# Task directions
What you give back must match the data character for character.

..............................

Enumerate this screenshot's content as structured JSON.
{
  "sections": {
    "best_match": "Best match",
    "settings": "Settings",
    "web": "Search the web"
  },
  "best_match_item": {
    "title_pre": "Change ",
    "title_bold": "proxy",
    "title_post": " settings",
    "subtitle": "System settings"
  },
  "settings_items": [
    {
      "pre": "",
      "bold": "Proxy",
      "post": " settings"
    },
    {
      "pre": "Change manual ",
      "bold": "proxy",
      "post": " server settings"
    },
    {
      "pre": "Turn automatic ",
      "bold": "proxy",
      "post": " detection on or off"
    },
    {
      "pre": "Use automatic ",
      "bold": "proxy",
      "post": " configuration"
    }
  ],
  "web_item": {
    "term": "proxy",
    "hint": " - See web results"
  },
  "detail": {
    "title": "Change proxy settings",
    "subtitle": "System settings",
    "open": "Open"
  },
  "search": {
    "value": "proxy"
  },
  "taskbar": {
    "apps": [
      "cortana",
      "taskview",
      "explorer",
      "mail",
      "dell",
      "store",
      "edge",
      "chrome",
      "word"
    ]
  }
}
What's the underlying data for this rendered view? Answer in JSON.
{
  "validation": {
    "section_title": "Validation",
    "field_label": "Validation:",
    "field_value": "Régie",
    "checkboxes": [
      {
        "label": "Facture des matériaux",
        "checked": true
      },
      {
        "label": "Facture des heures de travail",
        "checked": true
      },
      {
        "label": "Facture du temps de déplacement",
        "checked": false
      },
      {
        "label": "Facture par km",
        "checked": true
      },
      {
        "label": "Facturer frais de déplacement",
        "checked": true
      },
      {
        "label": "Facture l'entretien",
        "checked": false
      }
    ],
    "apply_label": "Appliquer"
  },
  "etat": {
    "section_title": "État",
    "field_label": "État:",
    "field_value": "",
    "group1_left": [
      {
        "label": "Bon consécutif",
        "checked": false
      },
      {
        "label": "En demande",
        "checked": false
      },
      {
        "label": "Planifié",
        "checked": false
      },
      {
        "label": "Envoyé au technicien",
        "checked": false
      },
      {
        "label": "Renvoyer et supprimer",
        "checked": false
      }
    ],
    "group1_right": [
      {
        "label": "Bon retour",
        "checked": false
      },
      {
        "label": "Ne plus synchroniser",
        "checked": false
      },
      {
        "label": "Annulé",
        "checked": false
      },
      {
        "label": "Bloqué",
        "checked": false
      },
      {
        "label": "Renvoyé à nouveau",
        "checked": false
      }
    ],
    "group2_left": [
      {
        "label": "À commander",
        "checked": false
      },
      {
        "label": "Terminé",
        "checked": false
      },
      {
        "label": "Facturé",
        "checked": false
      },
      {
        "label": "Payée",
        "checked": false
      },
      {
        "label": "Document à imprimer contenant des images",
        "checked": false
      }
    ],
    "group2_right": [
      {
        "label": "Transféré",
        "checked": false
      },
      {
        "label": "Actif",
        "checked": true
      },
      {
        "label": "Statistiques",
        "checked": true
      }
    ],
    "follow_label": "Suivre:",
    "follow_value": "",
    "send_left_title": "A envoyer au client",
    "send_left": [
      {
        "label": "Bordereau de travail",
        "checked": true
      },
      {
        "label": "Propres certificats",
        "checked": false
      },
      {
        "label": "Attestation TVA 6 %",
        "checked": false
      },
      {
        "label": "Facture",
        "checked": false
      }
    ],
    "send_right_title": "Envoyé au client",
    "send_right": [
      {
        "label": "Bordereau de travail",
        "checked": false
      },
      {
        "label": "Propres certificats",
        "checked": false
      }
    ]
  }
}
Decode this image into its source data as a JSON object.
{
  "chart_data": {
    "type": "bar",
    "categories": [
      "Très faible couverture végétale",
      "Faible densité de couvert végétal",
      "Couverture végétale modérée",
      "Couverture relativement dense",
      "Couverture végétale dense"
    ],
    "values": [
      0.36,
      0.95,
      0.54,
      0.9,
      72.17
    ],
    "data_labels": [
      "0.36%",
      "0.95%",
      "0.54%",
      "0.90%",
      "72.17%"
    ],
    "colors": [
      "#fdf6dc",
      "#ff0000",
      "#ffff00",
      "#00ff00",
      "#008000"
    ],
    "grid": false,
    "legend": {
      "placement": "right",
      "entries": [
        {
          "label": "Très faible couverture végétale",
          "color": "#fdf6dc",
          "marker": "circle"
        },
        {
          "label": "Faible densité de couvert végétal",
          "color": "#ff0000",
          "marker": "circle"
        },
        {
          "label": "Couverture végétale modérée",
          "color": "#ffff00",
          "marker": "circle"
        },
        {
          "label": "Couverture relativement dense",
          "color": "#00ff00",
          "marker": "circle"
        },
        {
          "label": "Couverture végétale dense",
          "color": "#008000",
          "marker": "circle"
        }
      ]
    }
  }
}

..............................

# Response area
Enumerate this screenshot's content as structured JSON.
{
  "sections": {
    "best_match": "Best match",
    "settings": "Settings",
    "web": "Search the web"
  },
  "best_match_item": {
    "title_pre": "Change ",
    "title_bold": "proxy",
    "title_post": " settings",
    "subtitle": "System settings"
  },
  "settings_items": [
    {
      "pre": "",
      "bold": "Proxy",
      "post": " settings"
    },
    {
      "pre": "Change manual ",
      "bold": "proxy",
      "post": " server settings"
    },
    {
      "pre": "Turn automatic ",
      "bold": "proxy",
      "post": " detection on or off"
    },
    {
      "pre": "Use automatic ",
      "bold": "proxy",
      "post": " configuration"
    }
  ],
  "web_item": {
    "term": "proxy",
    "hint": " - See web results"
  },
  "detail": {
    "title": "Change proxy settings",
    "subtitle": "System settings",
    "open": "Open"
  },
  "search": {
    "value": "proxy"
  },
  "taskbar": {
    "apps": [
      "cortana",
      "taskview",
      "explorer",
      "mail",
      "dell",
      "store",
      "edge",
      "chrome",
      "word"
    ]
  }
}
What's the underlying data for this rendered view? Answer in JSON.
{
  "validation": {
    "section_title": "Validation",
    "field_label": "Validation:",
    "field_value": "Régie",
    "checkboxes": [
      {
        "label": "Facture des matériaux",
        "checked": true
      },
      {
        "label": "Facture des heures de travail",
        "checked": true
      },
      {
        "label": "Facture du temps de déplacement",
        "checked": false
      },
      {
        "label": "Facture par km",
        "checked": true
      },
      {
        "label": "Facturer frais de déplacement",
        "checked": true
      },
      {
        "label": "Facture l'entretien",
        "checked": false
      }
    ],
    "apply_label": "Appliquer"
  },
  "etat": {
    "section_title": "État",
    "field_label": "État:",
    "field_value": "",
    "group1_left": [
      {
        "label": "Bon consécutif",
        "checked": false
      },
      {
        "label": "En demande",
        "checked": false
      },
      {
        "label": "Planifié",
        "checked": false
      },
      {
        "label": "Envoyé au technicien",
        "checked": false
      },
      {
        "label": "Renvoyer et supprimer",
        "checked": false
      }
    ],
    "group1_right": [
      {
        "label": "Bon retour",
        "checked": false
      },
      {
        "label": "Ne plus synchroniser",
        "checked": false
      },
      {
        "label": "Annulé",
        "checked": false
      },
      {
        "label": "Bloqué",
        "checked": false
      },
      {
        "label": "Renvoyé à nouveau",
        "checked": false
      }
    ],
    "group2_left": [
      {
        "label": "À commander",
        "checked": false
      },
      {
        "label": "Terminé",
        "checked": false
      },
      {
        "label": "Facturé",
        "checked": false
      },
      {
        "label": "Payée",
        "checked": false
      },
      {
        "label": "Document à imprimer contenant des images",
        "checked": false
      }
    ],
    "group2_right": [
      {
        "label": "Transféré",
        "checked": false
      },
      {
        "label": "Actif",
        "checked": true
      },
      {
        "label": "Statistiques",
        "checked": true
      }
    ],
    "follow_label": "Suivre:",
    "follow_value": "",
    "send_left_title": "A envoyer au client",
    "send_left": [
      {
        "label": "Bordereau de travail",
        "checked": true
      },
      {
        "label": "Propres certificats",
        "checked": false
      },
      {
        "label": "Attestation TVA 6 %",
        "checked": false
      },
      {
        "label": "Facture",
        "checked": false
      }
    ],
    "send_right_title": "Envoyé au client",
    "send_right": [
      {
        "label": "Bordereau de travail",
        "checked": false
      },
      {
        "label": "Propres certificats",
        "checked": false
      }
    ]
  }
}
Decode this image into its source data as a JSON object.
{
  "chart_data": {
    "type": "bar",
    "categories": [
      "Très faible couverture végétale",
      "Faible densité de couvert végétal",
      "Couverture végétale modérée",
      "Couverture relativement dense",
      "Couverture végétale dense"
    ],
    "values": [
      0.36,
      0.95,
      0.54,
      0.9,
      72.17
    ],
    "data_labels": [
      "0.36%",
      "0.95%",
      "0.54%",
      "0.90%",
      "72.17%"
    ],
    "colors": [
      "#fdf6dc",
      "#ff0000",
      "#ffff00",
      "#00ff00",
      "#008000"
    ],
    "grid": false,
    "legend": {
      "placement": "right",
      "entries": [
        {
          "label": "Très faible couverture végétale",
          "color": "#fdf6dc",
          "marker": "circle"
        },
        {
          "label": "Faible densité de couvert végétal",
          "color": "#ff0000",
          "marker": "circle"
        },
        {
          "label": "Couverture végétale modérée",
          "color": "#ffff00",
          "marker": "circle"
        },
        {
          "label": "Couverture relativement dense",
          "color": "#00ff00",
          "marker": "circle"
        },
        {
          "label": "Couverture végétale dense",
          "color": "#008000",
          "marker": "circle"
        }
      ]
    }
  }
}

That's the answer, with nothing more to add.